Author: Gabriel Costa
It was a hot and stuffy August morning, the motorboat glided, in a not very smooth manner, over the coffee-coloured waters of Caixuanã River Bay, Melgaço, Pará. On the banks, the large trees behind the fine sandy beaches were like the impenetrable walls of a new Constantinople. The poet Pablo Neruda’s verses came to my mind between bumps of water: “I am the son of one the greatest lonelinesses in the world (…)”.
But this brief frightening notion of the Amazon as a “green hell” was quickly overcome. The “impenetrable walls” fell in the face of the abundant piers and wooden houses that began to appear at the end of the bay. Within them, the prosaic scenes of the Amazonian man could be seen, his hammocks, chairs, TV and internet antennas, children playing and old people watching the coming and going of the boats. The Amazon is, in fact, an urban forest, as the geographer Berta Becker once said.
When we arrived at the station’s iron pier, a sensation hovered over my head; although I am Amazonian and have already graduated in biology, I had never gone that deep into the jungle before.
The nearest biggest town was Portel, five or six hours by boat from where I was, though there were a number of villages and communities within the National Forest of Caxiuanã, created in 1961 and site of the convenient advanced base and Goeldi Museum, the ecological station Ferreira Penna, the site of this field course that had led me there.
However, I will not deal with scientific aspects here. I am going to deal with a more intimate experience, which everyone who visits the Amazon should have: the entrance into the forest. An apparently trivial act, but in my opinion, it has great repercussions and ends up changing the way we see nature. The first impression I had was that everything seemed to behave like a great living organism, feeding on the heat and energy of the sun, breathing deeply in abundant humidity; in fact, the transpiration of Amazonian plants generates a great part of the rainfall in South America and reproduces itself in a disconcerting abundance of forms.
Trees that were 40 meters tall touched each other’s crowns, as if they were holding hands, and shared their shadows with all sorts of vines, palm trees, and grasses. Everything was connected and the jungle was giving us the impression that it was receiving us together with its sentinels: the singing of the screaming pihas (Lipaugus vociferans), the ant bites, the occasional curious look of monkeys and marmosets and perhaps maybe even of the legendary figures of the mother of the forest or the matinta. It’s not difficult to get carried away by common stories of mythical sightings. Strangely enough, when walking on those trails that were also trodden upon by jaguars, armadillos, quatis, bush hogs, alligators, lizards, and bush dogs, I felt at home. Night, which falls fast in those low latitudes, brought other impressions that were more synesthetic than visual. The forest has a smell of its own: a cornucopia of scents, of the big and fragrant flowers that open to attract bats, even the soil, wet by the almost constant rain. All this cradled in the sounds of frogs, insects, and birds. The darkness is total. The ground, covered with a thick layer of leaves, seems to move with the myriad of spiders and insects that run over it. And that alone is not as amazing as the dense starry sky, far away from the light pollution of the cities.

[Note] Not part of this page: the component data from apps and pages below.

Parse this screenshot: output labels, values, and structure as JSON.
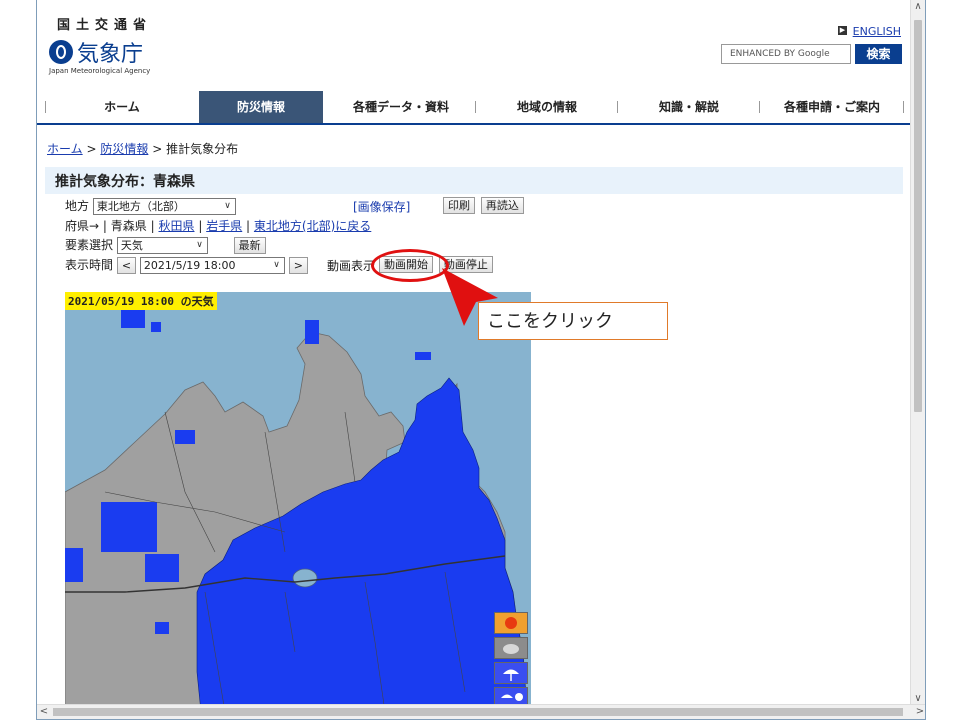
{
  "header": {
    "ministry": "国土交通省",
    "agency": "気象庁",
    "agency_en": "Japan Meteorological Agency",
    "english_link": "ENGLISH",
    "search_placeholder": "ENHANCED BY Google",
    "search_button": "検索"
  },
  "nav": {
    "items": [
      "ホーム",
      "防災情報",
      "各種データ・資料",
      "地域の情報",
      "知識・解説",
      "各種申請・ご案内"
    ],
    "active": "防災情報"
  },
  "breadcrumb": {
    "home": "ホーム",
    "sep1": ">",
    "bousai": "防災情報",
    "sep2": ">",
    "current": "推計気象分布"
  },
  "page_title": "推計気象分布：青森県",
  "controls": {
    "region_label": "地方",
    "region_value": "東北地方（北部）",
    "image_save": "[画像保存]",
    "print": "印刷",
    "reload": "再読込",
    "pref_label": "府県→",
    "pref_sep": "|",
    "pref_current": "青森県",
    "pref_akita": "秋田県",
    "pref_iwate": "岩手県",
    "back_link": "東北地方(北部)に戻る",
    "element_label": "要素選択",
    "element_value": "天気",
    "latest": "最新",
    "time_label": "表示時間",
    "prev": "<",
    "time_value": "2021/5/19 18:00",
    "next": ">",
    "anim_label": "動画表示",
    "anim_start": "動画開始",
    "anim_stop": "動画停止"
  },
  "map": {
    "label": "2021/05/19 18:00 の天気",
    "colors": {
      "sea": "#87b3cf",
      "land": "#a0a0a0",
      "rain": "#1a3cf0"
    }
  },
  "legend": [
    "sunny-icon",
    "cloudy-icon",
    "rain-icon",
    "snow-icon"
  ],
  "callout": "ここをクリック"
}
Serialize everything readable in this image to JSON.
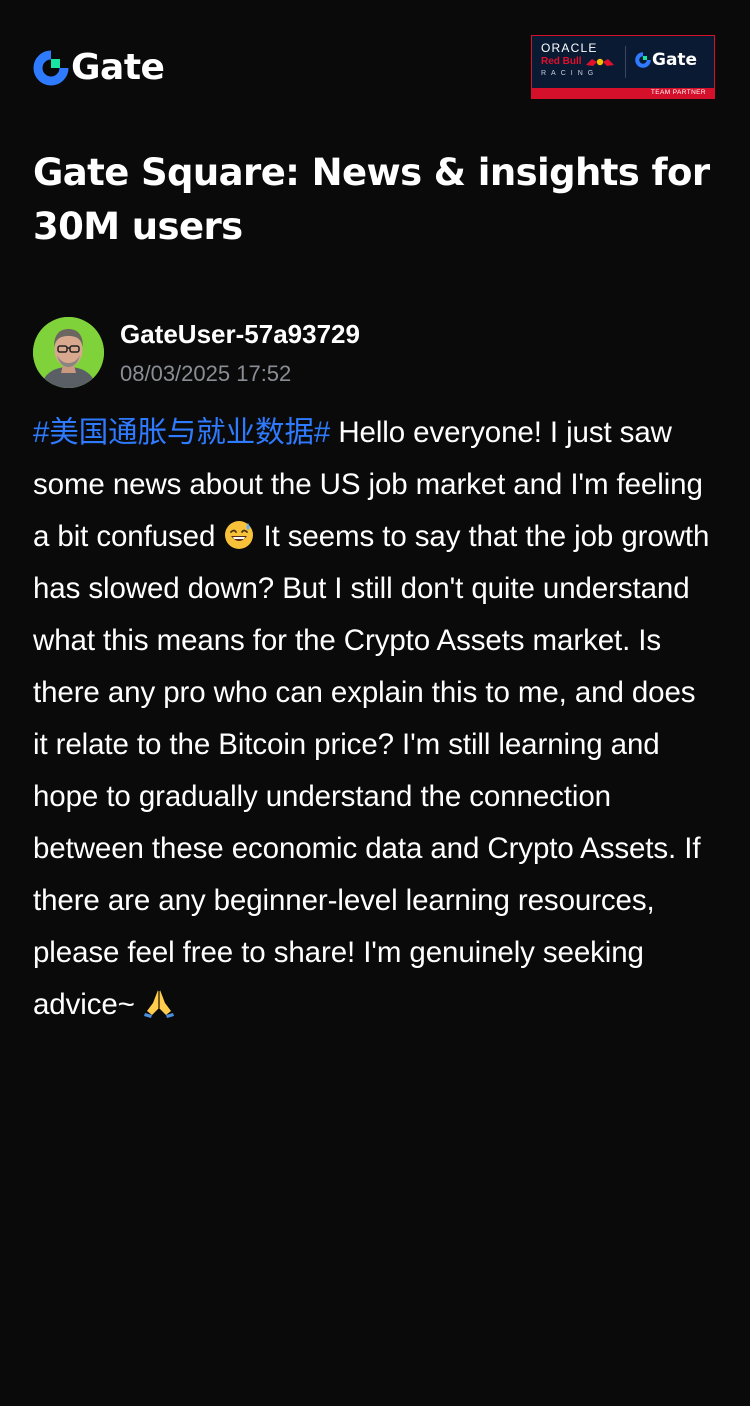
{
  "header": {
    "logo_text": "Gate",
    "partner": {
      "oracle_text": "ORACLE",
      "redbull_text": "Red Bull",
      "racing_text": "RACING",
      "gate_text": "Gate",
      "badge_text": "TEAM PARTNER"
    }
  },
  "page_title": "Gate Square: News & insights for 30M users",
  "author": {
    "name": "GateUser-57a93729",
    "timestamp": "08/03/2025 17:52"
  },
  "post": {
    "hashtag": "#美国通胀与就业数据#",
    "text_1": " Hello everyone! I just saw some news about the US job market and I'm feeling a bit confused ",
    "emoji_1": "sweat-smile-emoji",
    "text_2": " It seems to say that the job growth has slowed down? But I still don't quite understand what this means for the Crypto Assets market. Is there any pro who can explain this to me, and does it relate to the Bitcoin price? I'm still learning and hope to gradually understand the connection between these economic data and Crypto Assets. If there are any beginner-level learning resources, please feel free to share! I'm genuinely seeking advice~ ",
    "emoji_2": "folded-hands-emoji"
  },
  "colors": {
    "background": "#0a0a0b",
    "brand_blue": "#2f7bff",
    "brand_green": "#17e5a1",
    "hashtag": "#2f7bff",
    "muted_text": "#8a8d93",
    "partner_red": "#d4102b",
    "partner_navy": "#0b1a33"
  }
}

Two weeks passed living with the daily experience of these unique sensations amid a tiring work routine. But beyond the small cuts, scratches, and insect bites, the stay in the station and the walks in the forest left me with other marks. I began to understand why traditional cultures consider nature to be sacred. When you witness the lives, the particular tragedies and the small glories of the cycles of life and death in the Amazon on a daily basis, it is easy to to reflect on the very smallness of man facing such diversity. A perception that is lacking in such a “modern” Western civilization. Concluding this chronicle, humankind is left with the realisation that it is not possible to survive in the forest, but rather to live – as Indigenous peoples have been doing for thousands of years before the Europeans – with the jungle, recognising its place and its smallness in the first place.
I recommend to all who can to experience the same.
Photo reference: Cezar Favacho, Caxiuanã National Forest